■ Records provided
..........
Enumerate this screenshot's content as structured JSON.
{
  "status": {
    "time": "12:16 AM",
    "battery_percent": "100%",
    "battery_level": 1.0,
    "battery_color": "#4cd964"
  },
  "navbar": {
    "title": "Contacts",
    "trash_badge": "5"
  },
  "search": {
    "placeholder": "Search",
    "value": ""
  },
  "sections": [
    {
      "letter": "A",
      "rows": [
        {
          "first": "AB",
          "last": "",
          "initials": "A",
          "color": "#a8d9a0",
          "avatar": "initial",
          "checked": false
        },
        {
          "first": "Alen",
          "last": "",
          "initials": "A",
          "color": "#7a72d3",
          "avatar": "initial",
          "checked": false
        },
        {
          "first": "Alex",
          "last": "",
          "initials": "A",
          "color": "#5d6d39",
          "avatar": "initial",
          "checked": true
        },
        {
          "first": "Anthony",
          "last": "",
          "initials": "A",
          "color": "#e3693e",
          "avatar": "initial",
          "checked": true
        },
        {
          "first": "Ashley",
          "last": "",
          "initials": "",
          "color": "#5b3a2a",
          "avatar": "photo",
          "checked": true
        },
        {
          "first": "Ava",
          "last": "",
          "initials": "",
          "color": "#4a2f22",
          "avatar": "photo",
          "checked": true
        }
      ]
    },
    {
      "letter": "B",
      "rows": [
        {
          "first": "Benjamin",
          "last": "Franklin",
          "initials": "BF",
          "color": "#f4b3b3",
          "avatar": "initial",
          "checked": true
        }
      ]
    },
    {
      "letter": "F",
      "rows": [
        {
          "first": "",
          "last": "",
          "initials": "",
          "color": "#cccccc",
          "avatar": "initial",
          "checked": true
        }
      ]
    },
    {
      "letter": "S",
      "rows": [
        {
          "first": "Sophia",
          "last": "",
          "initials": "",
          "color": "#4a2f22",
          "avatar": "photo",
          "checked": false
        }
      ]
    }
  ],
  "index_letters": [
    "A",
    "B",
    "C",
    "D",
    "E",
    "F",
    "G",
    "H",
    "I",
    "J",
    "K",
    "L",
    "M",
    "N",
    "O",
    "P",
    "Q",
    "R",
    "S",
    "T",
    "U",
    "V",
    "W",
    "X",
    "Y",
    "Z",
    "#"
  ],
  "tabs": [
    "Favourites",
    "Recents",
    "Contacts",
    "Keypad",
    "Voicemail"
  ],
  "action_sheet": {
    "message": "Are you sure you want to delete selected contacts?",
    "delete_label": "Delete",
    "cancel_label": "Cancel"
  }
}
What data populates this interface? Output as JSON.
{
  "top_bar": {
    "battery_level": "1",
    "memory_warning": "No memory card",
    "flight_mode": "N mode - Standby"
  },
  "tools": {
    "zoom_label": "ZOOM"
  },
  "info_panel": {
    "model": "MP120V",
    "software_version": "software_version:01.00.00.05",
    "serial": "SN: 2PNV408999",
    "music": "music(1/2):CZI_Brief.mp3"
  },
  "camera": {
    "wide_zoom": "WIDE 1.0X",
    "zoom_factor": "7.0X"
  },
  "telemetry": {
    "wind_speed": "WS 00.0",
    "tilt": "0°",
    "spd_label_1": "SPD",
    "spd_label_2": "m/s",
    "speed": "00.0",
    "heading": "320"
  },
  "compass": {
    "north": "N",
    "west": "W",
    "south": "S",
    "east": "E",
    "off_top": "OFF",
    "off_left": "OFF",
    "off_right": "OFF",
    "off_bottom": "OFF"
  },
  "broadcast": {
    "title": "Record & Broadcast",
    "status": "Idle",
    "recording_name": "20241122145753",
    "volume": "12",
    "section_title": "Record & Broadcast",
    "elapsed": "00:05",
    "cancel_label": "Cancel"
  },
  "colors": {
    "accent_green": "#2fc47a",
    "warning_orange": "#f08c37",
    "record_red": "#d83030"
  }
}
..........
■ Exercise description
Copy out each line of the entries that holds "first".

■ Reply to the exercise
          "first": "AB",
          "first": "Alen",
          "first": "Alex",
          "first": "Anthony",
          "first": "Ashley",
          "first": "Ava",
          "first": "Benjamin",
          "first": "",
          "first": "Sophia",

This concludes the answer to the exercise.